• YOUR INSTRUCTIONS
Copy each line that contains the string "хотите", taking them from the material.

(RECORDED INFORMATION)

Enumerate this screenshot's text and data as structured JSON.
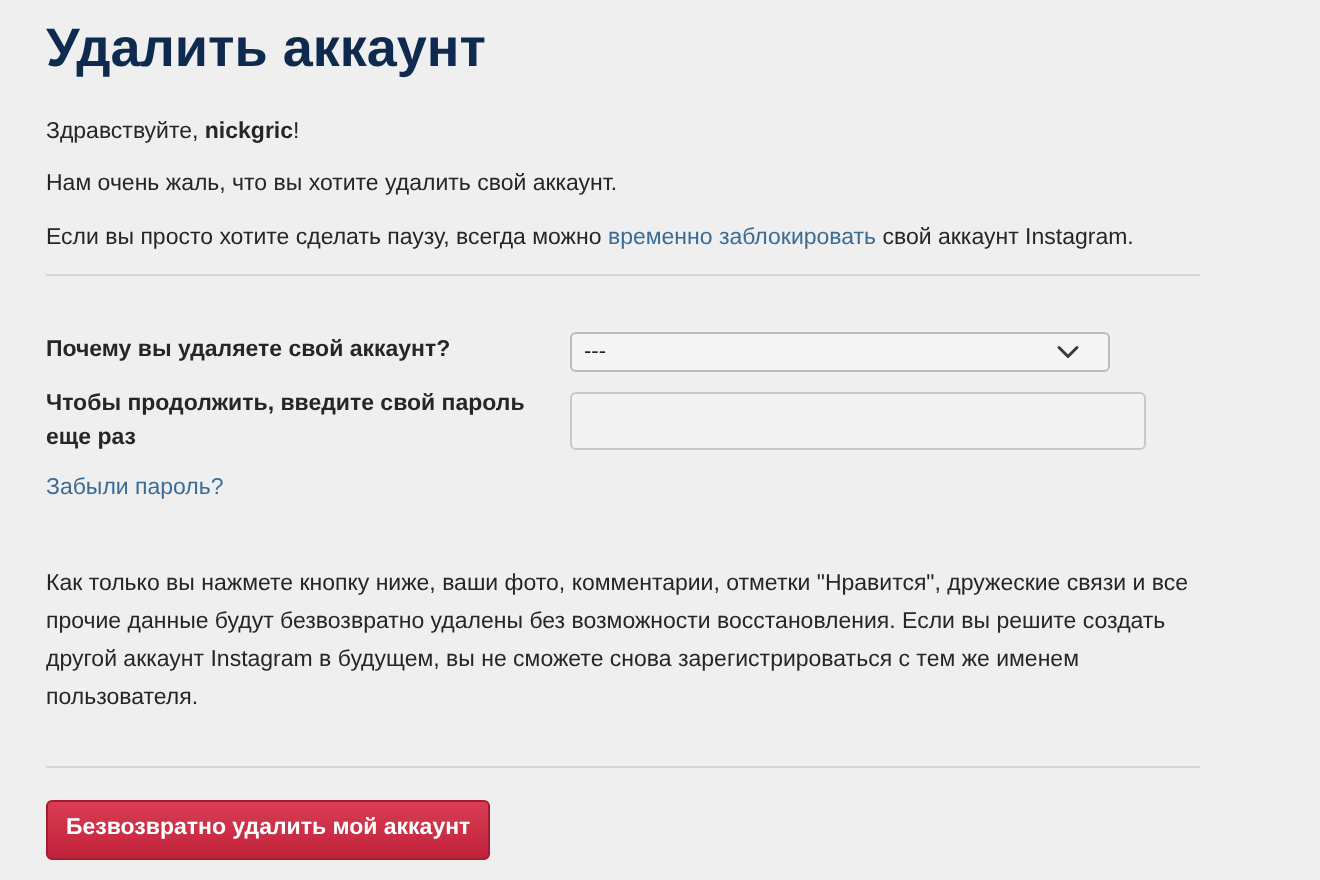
{
  "title": "Удалить аккаунт",
  "greeting": "Здравствуйте, **nickgric**!",
  "sorry_text": "Нам очень жаль, что вы хотите удалить свой аккаунт.",
  "pause_text": {
    "before": "Если вы просто хотите сделать паузу, всегда можно",
    "link": "временно заблокировать",
    "after": "свой аккаунт Instagram."
  },
  "reason": {
    "label": "Почему вы удаляете свой аккаунт?",
    "value": "---"
  },
  "password": {
    "label": "Чтобы продолжить, введите свой пароль еще раз"
  },
  "forgot_link": "Забыли пароль?",
  "warning": "Как только вы нажмете кнопку ниже, ваши фото, комментарии, отметки \"Нравится\", дружеские связи и все прочие данные будут безвозвратно удалены без возможности восстановления. Если вы решите создать другой аккаунт Instagram в будущем, вы не сможете снова зарегистрироваться с тем же именем пользователя.",
  "delete_button": "Безвозвратно удалить мой аккаунт"
}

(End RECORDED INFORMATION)

• WRITTEN REPLY
  "sorry_text": "Нам очень жаль, что вы хотите удалить свой аккаунт.",
    "before": "Если вы просто хотите сделать паузу, всегда можно",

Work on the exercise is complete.